**TASK DIRECTIONS:** Search the entries below for the string "automatedBackup" and copy the lines that hold it.

**THE RECORDS:**
● ● ● ●

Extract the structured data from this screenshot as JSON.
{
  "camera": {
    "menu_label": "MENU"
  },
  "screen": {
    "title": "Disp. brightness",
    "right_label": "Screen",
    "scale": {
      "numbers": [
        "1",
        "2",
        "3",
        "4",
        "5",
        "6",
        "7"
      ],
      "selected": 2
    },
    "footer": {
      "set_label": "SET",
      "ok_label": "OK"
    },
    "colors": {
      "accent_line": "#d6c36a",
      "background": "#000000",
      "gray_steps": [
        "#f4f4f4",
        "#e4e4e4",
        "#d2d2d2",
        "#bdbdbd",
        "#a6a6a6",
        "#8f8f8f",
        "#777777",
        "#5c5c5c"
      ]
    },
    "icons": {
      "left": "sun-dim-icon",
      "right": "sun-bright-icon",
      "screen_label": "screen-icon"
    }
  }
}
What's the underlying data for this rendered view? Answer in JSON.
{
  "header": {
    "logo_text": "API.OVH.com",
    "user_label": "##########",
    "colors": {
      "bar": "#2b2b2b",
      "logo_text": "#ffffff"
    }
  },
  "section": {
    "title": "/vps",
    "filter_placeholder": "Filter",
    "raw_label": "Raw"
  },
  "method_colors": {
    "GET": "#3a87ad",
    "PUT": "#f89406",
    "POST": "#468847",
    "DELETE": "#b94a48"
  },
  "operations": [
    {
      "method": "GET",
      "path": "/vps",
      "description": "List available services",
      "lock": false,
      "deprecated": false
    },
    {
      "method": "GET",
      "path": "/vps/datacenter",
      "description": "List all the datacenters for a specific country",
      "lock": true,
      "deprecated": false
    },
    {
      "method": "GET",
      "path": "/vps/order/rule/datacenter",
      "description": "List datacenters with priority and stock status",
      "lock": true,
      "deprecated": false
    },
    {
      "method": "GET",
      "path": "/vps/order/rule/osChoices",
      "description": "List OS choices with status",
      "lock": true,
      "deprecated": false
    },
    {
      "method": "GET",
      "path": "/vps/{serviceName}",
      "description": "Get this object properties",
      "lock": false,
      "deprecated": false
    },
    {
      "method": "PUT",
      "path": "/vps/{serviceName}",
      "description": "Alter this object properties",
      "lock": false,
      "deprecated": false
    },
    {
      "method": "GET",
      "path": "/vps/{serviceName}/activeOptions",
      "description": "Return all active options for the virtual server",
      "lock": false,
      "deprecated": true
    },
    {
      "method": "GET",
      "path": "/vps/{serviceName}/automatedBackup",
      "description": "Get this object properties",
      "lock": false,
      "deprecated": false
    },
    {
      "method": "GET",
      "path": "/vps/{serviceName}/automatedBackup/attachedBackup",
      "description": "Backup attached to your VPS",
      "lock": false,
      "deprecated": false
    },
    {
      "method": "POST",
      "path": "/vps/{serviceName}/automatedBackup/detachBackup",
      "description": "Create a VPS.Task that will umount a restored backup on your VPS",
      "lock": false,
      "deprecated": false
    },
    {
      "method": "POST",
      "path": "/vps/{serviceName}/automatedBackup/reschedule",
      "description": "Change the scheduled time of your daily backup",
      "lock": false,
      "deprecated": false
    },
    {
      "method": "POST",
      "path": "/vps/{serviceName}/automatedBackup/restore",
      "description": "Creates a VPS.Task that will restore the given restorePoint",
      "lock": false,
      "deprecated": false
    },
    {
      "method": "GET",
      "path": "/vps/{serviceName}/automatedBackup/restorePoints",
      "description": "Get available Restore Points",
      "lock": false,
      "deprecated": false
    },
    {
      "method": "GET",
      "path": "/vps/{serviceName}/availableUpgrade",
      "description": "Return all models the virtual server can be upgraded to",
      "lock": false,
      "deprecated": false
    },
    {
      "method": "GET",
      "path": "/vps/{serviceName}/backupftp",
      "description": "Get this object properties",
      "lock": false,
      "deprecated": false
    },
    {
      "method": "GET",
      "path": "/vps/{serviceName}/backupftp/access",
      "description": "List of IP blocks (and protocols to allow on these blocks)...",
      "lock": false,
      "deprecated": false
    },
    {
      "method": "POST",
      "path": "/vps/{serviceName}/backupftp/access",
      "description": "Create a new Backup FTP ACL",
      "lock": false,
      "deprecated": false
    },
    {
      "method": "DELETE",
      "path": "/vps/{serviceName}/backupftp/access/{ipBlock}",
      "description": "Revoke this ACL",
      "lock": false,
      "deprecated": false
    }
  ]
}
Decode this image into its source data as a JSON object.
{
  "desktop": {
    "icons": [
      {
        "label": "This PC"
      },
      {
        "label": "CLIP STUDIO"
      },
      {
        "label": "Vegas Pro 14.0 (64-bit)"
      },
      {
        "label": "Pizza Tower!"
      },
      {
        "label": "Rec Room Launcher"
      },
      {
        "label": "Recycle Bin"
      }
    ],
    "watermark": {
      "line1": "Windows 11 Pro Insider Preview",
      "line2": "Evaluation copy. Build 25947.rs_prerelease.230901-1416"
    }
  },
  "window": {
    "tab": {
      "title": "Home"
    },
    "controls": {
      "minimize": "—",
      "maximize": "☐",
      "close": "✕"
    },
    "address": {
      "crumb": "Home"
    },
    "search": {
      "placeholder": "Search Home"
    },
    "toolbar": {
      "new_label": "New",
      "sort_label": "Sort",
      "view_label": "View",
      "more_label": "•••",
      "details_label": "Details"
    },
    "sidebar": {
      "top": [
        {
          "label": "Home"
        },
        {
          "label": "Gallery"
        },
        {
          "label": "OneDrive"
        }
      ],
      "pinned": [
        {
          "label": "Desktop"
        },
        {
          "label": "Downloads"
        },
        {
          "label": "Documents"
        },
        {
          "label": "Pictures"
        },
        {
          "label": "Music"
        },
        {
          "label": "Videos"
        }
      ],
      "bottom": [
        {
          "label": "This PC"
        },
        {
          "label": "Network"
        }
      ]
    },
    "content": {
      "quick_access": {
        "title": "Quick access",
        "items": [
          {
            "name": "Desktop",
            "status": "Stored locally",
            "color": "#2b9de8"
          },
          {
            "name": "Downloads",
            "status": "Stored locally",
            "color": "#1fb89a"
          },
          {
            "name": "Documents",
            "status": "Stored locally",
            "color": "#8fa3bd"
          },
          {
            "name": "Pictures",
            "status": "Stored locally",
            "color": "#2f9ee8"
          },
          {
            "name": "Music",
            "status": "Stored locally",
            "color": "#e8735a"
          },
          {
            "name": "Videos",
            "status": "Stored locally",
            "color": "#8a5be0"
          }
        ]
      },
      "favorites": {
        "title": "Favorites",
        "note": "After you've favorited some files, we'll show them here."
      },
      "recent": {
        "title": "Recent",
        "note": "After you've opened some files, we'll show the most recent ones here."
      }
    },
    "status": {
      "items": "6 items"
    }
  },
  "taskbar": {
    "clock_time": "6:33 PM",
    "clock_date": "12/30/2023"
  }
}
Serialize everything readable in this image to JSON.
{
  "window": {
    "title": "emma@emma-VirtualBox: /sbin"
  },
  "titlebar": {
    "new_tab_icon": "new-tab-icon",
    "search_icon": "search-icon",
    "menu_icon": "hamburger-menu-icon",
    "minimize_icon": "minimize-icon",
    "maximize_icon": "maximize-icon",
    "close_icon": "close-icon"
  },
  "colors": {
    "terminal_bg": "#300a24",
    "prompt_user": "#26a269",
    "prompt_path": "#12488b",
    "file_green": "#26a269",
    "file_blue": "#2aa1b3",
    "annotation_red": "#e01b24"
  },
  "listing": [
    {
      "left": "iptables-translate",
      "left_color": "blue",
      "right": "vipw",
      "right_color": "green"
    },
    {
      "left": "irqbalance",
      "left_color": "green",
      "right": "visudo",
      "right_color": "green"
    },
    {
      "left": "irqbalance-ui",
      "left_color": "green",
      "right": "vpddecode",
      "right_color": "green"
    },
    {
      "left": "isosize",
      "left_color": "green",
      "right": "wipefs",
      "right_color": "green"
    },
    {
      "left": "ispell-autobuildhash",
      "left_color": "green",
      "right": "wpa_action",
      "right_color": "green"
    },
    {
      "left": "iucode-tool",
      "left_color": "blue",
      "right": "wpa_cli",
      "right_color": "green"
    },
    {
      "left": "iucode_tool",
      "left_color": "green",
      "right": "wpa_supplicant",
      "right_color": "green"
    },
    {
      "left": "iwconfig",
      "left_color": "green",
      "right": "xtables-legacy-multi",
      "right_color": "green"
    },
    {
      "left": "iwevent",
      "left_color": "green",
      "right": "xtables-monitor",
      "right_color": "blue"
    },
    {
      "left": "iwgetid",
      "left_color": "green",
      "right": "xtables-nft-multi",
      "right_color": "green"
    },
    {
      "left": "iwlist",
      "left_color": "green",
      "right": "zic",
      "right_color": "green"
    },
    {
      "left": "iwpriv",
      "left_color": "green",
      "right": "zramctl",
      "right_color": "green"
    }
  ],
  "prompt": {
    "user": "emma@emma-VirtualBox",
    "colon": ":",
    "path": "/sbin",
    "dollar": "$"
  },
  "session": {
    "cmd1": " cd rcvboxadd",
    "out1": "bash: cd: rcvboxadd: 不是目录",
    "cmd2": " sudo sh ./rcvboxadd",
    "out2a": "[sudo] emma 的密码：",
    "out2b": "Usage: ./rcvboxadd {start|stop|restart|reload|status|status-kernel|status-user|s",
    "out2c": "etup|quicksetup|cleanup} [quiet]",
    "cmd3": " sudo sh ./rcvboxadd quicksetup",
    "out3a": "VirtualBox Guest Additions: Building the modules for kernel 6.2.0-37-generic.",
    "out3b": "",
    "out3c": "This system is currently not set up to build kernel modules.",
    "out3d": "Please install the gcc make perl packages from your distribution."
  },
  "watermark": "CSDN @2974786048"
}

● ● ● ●

**SOLUTION TO THE EXERCISE:**
      "path": "/vps/{serviceName}/automatedBackup",
      "path": "/vps/{serviceName}/automatedBackup/attachedBackup",
      "path": "/vps/{serviceName}/automatedBackup/detachBackup",
      "path": "/vps/{serviceName}/automatedBackup/reschedule",
      "path": "/vps/{serviceName}/automatedBackup/restore",
      "path": "/vps/{serviceName}/automatedBackup/restorePoints",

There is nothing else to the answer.